“Wait—are we seriously assuming that Dr. Banks extracted Tansy’s implant from its original host and placed it in a new body?” asked Nathan. All three of us turned to look at him. Adam looked baffled, and I was willing to bet that my own expression was very similar. I spent so much time trying to think of myself as a human being that sometimes I forgot I wasn’t one. The corollary to this was that sometimes I did such a good job that I also forgot that we weren’t the same. Nathan didn’t know the things I knew. He didn’t understand the things I understood.

I could love him until the day I died, and we would never be the same species. No matter how hard I tried to pretend.

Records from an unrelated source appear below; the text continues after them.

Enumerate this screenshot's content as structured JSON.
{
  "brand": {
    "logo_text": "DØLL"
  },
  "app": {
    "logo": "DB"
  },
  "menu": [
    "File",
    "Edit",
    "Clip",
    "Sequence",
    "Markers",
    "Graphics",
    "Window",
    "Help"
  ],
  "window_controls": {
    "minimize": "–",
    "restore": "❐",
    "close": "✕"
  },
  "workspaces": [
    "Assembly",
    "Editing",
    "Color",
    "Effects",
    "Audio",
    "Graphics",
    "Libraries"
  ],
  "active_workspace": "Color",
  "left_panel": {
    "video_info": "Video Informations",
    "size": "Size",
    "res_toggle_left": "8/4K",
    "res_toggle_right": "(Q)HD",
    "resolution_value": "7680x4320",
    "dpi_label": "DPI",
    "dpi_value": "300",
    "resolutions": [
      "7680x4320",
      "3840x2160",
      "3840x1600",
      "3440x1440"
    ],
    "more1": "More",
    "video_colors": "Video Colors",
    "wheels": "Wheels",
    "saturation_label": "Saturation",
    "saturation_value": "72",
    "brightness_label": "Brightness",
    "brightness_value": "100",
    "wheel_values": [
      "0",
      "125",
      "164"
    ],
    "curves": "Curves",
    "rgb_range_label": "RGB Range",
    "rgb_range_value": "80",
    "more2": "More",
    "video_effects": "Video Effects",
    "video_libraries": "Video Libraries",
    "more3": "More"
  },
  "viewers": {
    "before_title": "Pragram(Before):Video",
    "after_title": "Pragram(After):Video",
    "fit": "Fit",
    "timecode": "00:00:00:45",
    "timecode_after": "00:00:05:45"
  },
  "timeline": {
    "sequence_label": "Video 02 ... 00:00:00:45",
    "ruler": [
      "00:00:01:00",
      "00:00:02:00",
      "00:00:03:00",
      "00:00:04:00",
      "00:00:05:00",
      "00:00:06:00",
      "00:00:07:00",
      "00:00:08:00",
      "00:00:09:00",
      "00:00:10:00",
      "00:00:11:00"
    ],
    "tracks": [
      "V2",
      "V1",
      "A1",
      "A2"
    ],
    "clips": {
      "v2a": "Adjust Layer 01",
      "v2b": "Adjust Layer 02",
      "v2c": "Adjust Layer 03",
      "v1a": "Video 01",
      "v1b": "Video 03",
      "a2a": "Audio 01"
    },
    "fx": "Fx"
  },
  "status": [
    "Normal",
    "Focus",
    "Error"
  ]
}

“It’s possible to remove a mature implant from its original host body and move it into a new host,” said Dr. Cale. “You know that. The implant has to be stable for the process to work, of course, but that’s not the primary issue.”

“That’s not…” Nathan’s voice tapered off, replaced by a brief, disbelieving burst of laughter. “That’s not the primary issue? You’re talking about cutting open a chimera and scooping them out of their own heads, and that’s not the primary issue? I knew it could happen, but come on, Mom! This is… I don’t even know what this is.”

“The tapeworm’s neural structures are not as advanced as a human’s,” said Dr. Cale. She sounded calm, but she was still crying. That was somehow worse. If she’d sounded angry, or even upset, her tears would have suited her better. “We discussed this when Sal was having her medical issues. The majority of her memories and thought processes are managed by the human brain she has attached herself to. It’s backup storage for what her tapeworm mind can’t manage.”

“Uh, could we not talk about me in the context of a tapeworm mind and a human mind?” I asked. “It makes me really uncomfortable when you talk about me like that.” The drums that were pounding in my ears skipped a beat before settling on a new, slightly irregular rhythm. My stomach clenched. I clung to those signs of physical distress as hard as I could, marking them as evidence that my body belonged to me, to Sal Mitchell and not to anyone else in the world. I wasn’t a human or a tapeworm. I was a chimera. A perfect marriage of the two.

“I’m sorry, dear,” said Dr. Cale. She even sounded like she meant it. Her attention remained primarily fixed on Nathan as she continued: “When a chimera has to be split, for whatever reason—when the implant is removed from the host—they lose everything that makes them the people that we know them to be. All the memories remain behind. They can’t carry them into their next incarnation.”

I stiffened, suddenly thinking of Ronnie. Tiny, violent Ronnie, who knew that he was male, even though his implant was genderless and his host was female. “What about the epigenetic data?” I asked, and was amazed by the words that were coming out of my own mouth.

Apparently, so was Dr. Cale. She twisted in her chair to shoot me a look that was midway between amazed and impressed, and said, “The sample set isn’t large enough for us to make predictive judgments about the epigenetic data. We don’t even know for sure that it’s a factor.”

“Ronnie—the chimera who let me out of Sherman’s mall—I told you about him, remember?” When the others nodded, I continued: “What I didn’t tell you was that he’s currently in a female host body, but had been in several previous hosts, all male. And he knows he’s supposed to be male. He hates his current host.”

“Maybe someone else told him about the previous hosts,” said Nathan hesitantly.

I shook my head. “No. Sherman hated that Ronnie insisted on being referred to as male, and said it would attract inappropriate levels of attention. I don’t think Ronnie would have known about those hosts if he hadn’t known something was wrong with the one he’d been put in, and gone looking for more information. Sherman and Ronnie both said Ronnie’s insistence that he was supposed to be a boy came from the epigenetic data. He didn’t have a gender identity when he was just a tapeworm. Then he inhabited a male body, acquired a male gender identity, and took it with him when he was transplanted.”